(Dataset rows describing interfaces)
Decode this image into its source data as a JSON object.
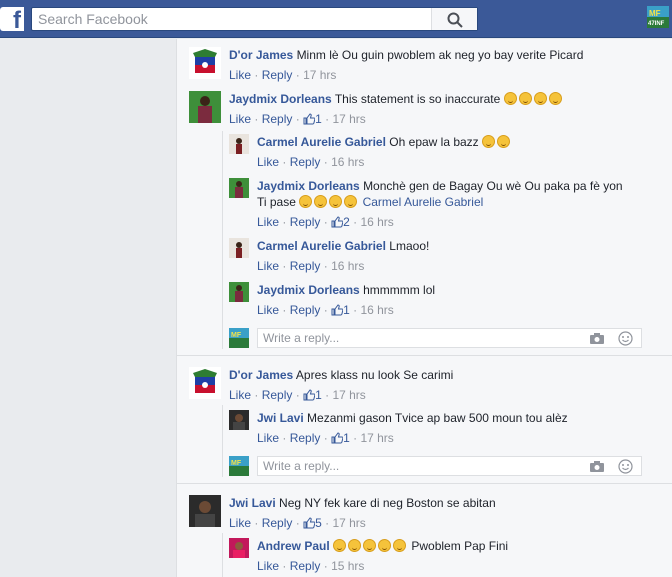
{
  "header": {
    "logo": "f",
    "search_placeholder": "Search Facebook",
    "avatar_text": "MF\n47INF"
  },
  "labels": {
    "like": "Like",
    "reply": "Reply",
    "dot": "·"
  },
  "comments": [
    {
      "author": "D'or James",
      "text": "Minm lè Ou guin pwoblem ak neg yo bay verite Picard",
      "likes": "",
      "time": "17 hrs"
    },
    {
      "author": "Jaydmix Dorleans",
      "text": "This statement is so inaccurate",
      "emoji_count": 4,
      "likes": "1",
      "time": "17 hrs"
    },
    {
      "author": "Carmel Aurelie Gabriel",
      "text": "Oh epaw la bazz",
      "emoji_count": 2,
      "likes": "",
      "time": "16 hrs"
    },
    {
      "author": "Jaydmix Dorleans",
      "text": "Monchè gen de Bagay Ou wè Ou paka pa fè yon",
      "text2": "Ti pase",
      "mention": "Carmel Aurelie Gabriel",
      "emoji_count": 4,
      "likes": "2",
      "time": "16 hrs"
    },
    {
      "author": "Carmel Aurelie Gabriel",
      "text": "Lmaoo!",
      "likes": "",
      "time": "16 hrs"
    },
    {
      "author": "Jaydmix Dorleans",
      "text": "hmmmmm lol",
      "likes": "1",
      "time": "16 hrs"
    },
    {
      "author": "D'or James",
      "text": "Apres klass nu look Se carimi",
      "likes": "1",
      "time": "17 hrs"
    },
    {
      "author": "Jwi Lavi",
      "text": "Mezanmi gason Tvice ap baw 500 moun tou alèz",
      "likes": "1",
      "time": "17 hrs"
    },
    {
      "author": "Jwi Lavi",
      "text": "Neg NY fek kare di neg Boston se abitan",
      "likes": "5",
      "time": "17 hrs"
    },
    {
      "author": "Andrew Paul",
      "text": "Pwoblem Pap Fini",
      "emoji_count": 5,
      "likes": "",
      "time": "15 hrs"
    }
  ],
  "reply_box": {
    "placeholder": "Write a reply..."
  },
  "colors": {
    "bar": "#3b5998",
    "link": "#365899",
    "meta": "#90949c"
  }
}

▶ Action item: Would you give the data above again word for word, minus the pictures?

▶ Response to this task:
Decode this image into its source data as a JSON object.
{
  "header": {
    "logo": "f",
    "search_placeholder": "Search Facebook",
    "avatar_text": "MF\n47INF"
  },
  "labels": {
    "like": "Like",
    "reply": "Reply",
    "dot": "·"
  },
  "comments": [
    {
      "author": "D'or James",
      "text": "Minm lè Ou guin pwoblem ak neg yo bay verite Picard",
      "likes": "",
      "time": "17 hrs"
    },
    {
      "author": "Jaydmix Dorleans",
      "text": "This statement is so inaccurate",
      "emoji_count": 4,
      "likes": "1",
      "time": "17 hrs"
    },
    {
      "author": "Carmel Aurelie Gabriel",
      "text": "Oh epaw la bazz",
      "emoji_count": 2,
      "likes": "",
      "time": "16 hrs"
    },
    {
      "author": "Jaydmix Dorleans",
      "text": "Monchè gen de Bagay Ou wè Ou paka pa fè yon",
      "text2": "Ti pase",
      "mention": "Carmel Aurelie Gabriel",
      "emoji_count": 4,
      "likes": "2",
      "time": "16 hrs"
    },
    {
      "author": "Carmel Aurelie Gabriel",
      "text": "Lmaoo!",
      "likes": "",
      "time": "16 hrs"
    },
    {
      "author": "Jaydmix Dorleans",
      "text": "hmmmmm lol",
      "likes": "1",
      "time": "16 hrs"
    },
    {
      "author": "D'or James",
      "text": "Apres klass nu look Se carimi",
      "likes": "1",
      "time": "17 hrs"
    },
    {
      "author": "Jwi Lavi",
      "text": "Mezanmi gason Tvice ap baw 500 moun tou alèz",
      "likes": "1",
      "time": "17 hrs"
    },
    {
      "author": "Jwi Lavi",
      "text": "Neg NY fek kare di neg Boston se abitan",
      "likes": "5",
      "time": "17 hrs"
    },
    {
      "author": "Andrew Paul",
      "text": "Pwoblem Pap Fini",
      "emoji_count": 5,
      "likes": "",
      "time": "15 hrs"
    }
  ],
  "reply_box": {
    "placeholder": "Write a reply..."
  },
  "colors": {
    "bar": "#3b5998",
    "link": "#365899",
    "meta": "#90949c"
  }
}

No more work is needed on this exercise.